MacRumors reports on an in-depth story from Wired that explains exactly how Apple and hearing aid company Cochlear teamed up to create the first Made for iPhone Cochlear implant, which is able to stream audio from an iPhone or iPad to a surgically embedded sound processor.
As Bluetooth LE is only able to send low-bandwidth data, such as heart-rate monitor readings, for example, Apple’s accessibility team actually went as far as to create an advanced version of the current Bluetooth Low Energy profile, Bluetooth Low Energy Audio (BLEA), in order to stream high-quality audio to a hearing device without draining their zinc batteries.
Apple has been researching BLEA for several years, with patents dating back to 2014, but has only now spoken about using it in a consumer product.
“While our devices have been built to support hearing aids for years, we found that the experience of people trying to make a phone call was not always a good one,” said Sarah Herrlinger, Apple’s director of global accessibility policy. “So we brought together a lot of people in different areas around the company to start investigating ways to make the process easier.

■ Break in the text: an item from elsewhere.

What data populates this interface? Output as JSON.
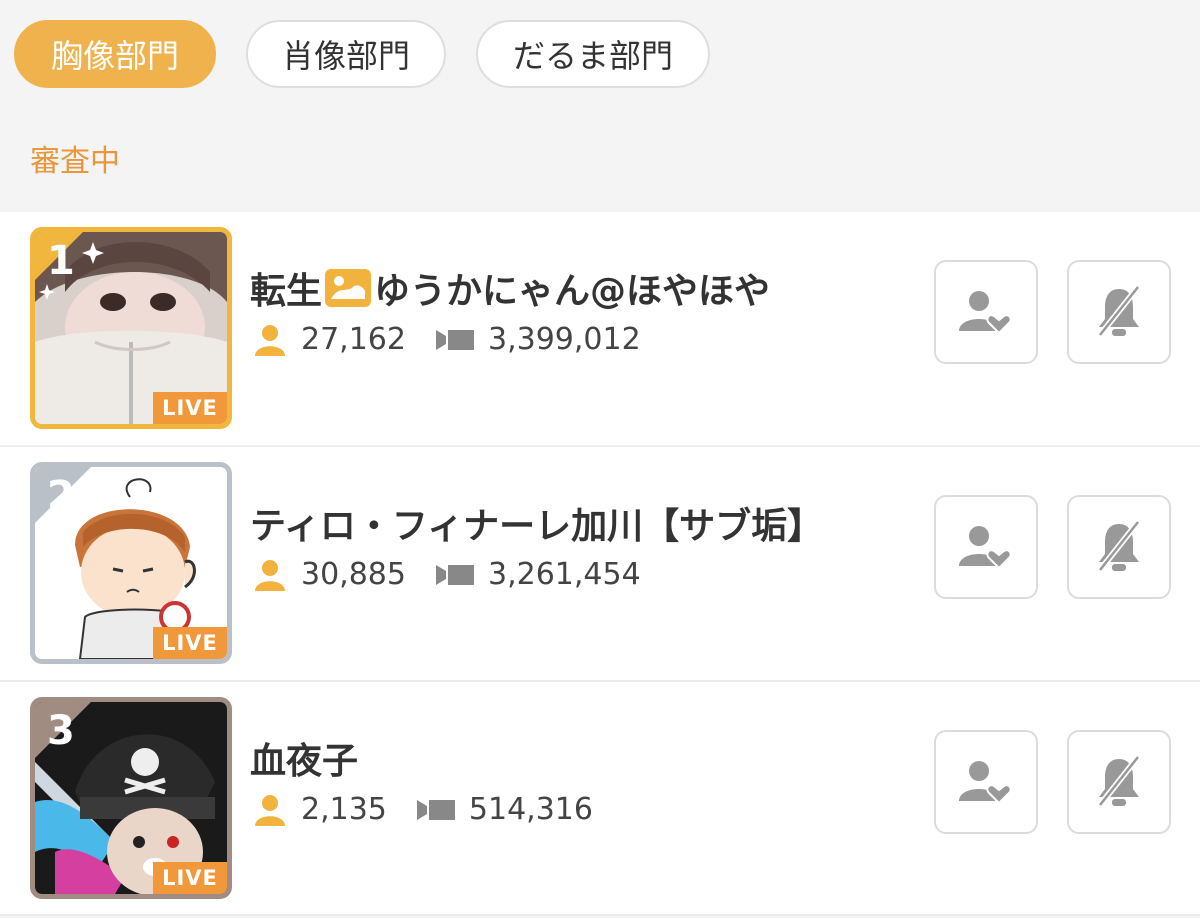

“Our goal was to get rid of all those extra things that need batteries and can get in the way, so when a phone call comes in you just hit the button to answer it and that sound is streaming into your hearing aid.”
Sources: Apple Used Bluetooth Low Energy Audio for Cochlear Implant iPhone Accessory

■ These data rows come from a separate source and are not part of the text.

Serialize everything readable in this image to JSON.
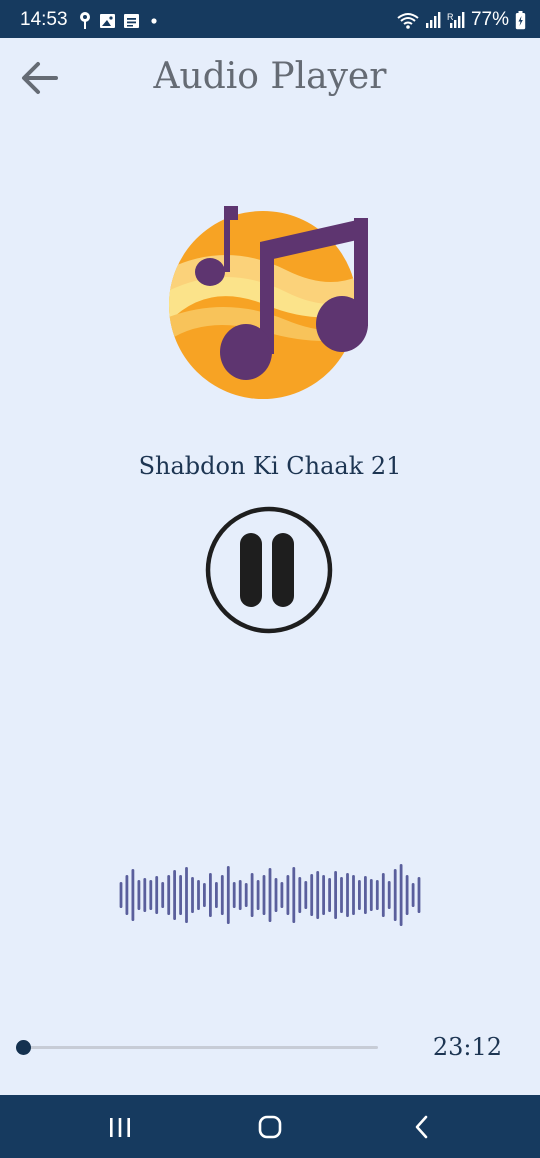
{
  "status_bar": {
    "time": "14:53",
    "battery_percent": "77%",
    "left_icons": [
      "location-pin-icon",
      "image-icon",
      "notes-icon",
      "dot-icon"
    ],
    "right_icons": [
      "wifi-icon",
      "signal-icon",
      "signal-r-icon",
      "battery-icon"
    ]
  },
  "app_bar": {
    "title": "Audio Player",
    "back_icon": "arrow-left-icon"
  },
  "player": {
    "track_title": "Shabdon Ki Chaak 21",
    "state": "playing",
    "duration": "23:12",
    "progress": 0.0
  },
  "colors": {
    "background": "#e6eefb",
    "status_bar": "#163a5f",
    "title_text": "#656b74",
    "track_text": "#1d3552",
    "waveform": "#5a5f9c",
    "album_orange": "#f7a324",
    "album_purple": "#5e3570"
  },
  "nav_bar": {
    "icons": [
      "recents-icon",
      "home-icon",
      "back-icon"
    ]
  }
}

How Apple Is Putting Voices in Users’ Heads—Literally | Backchannel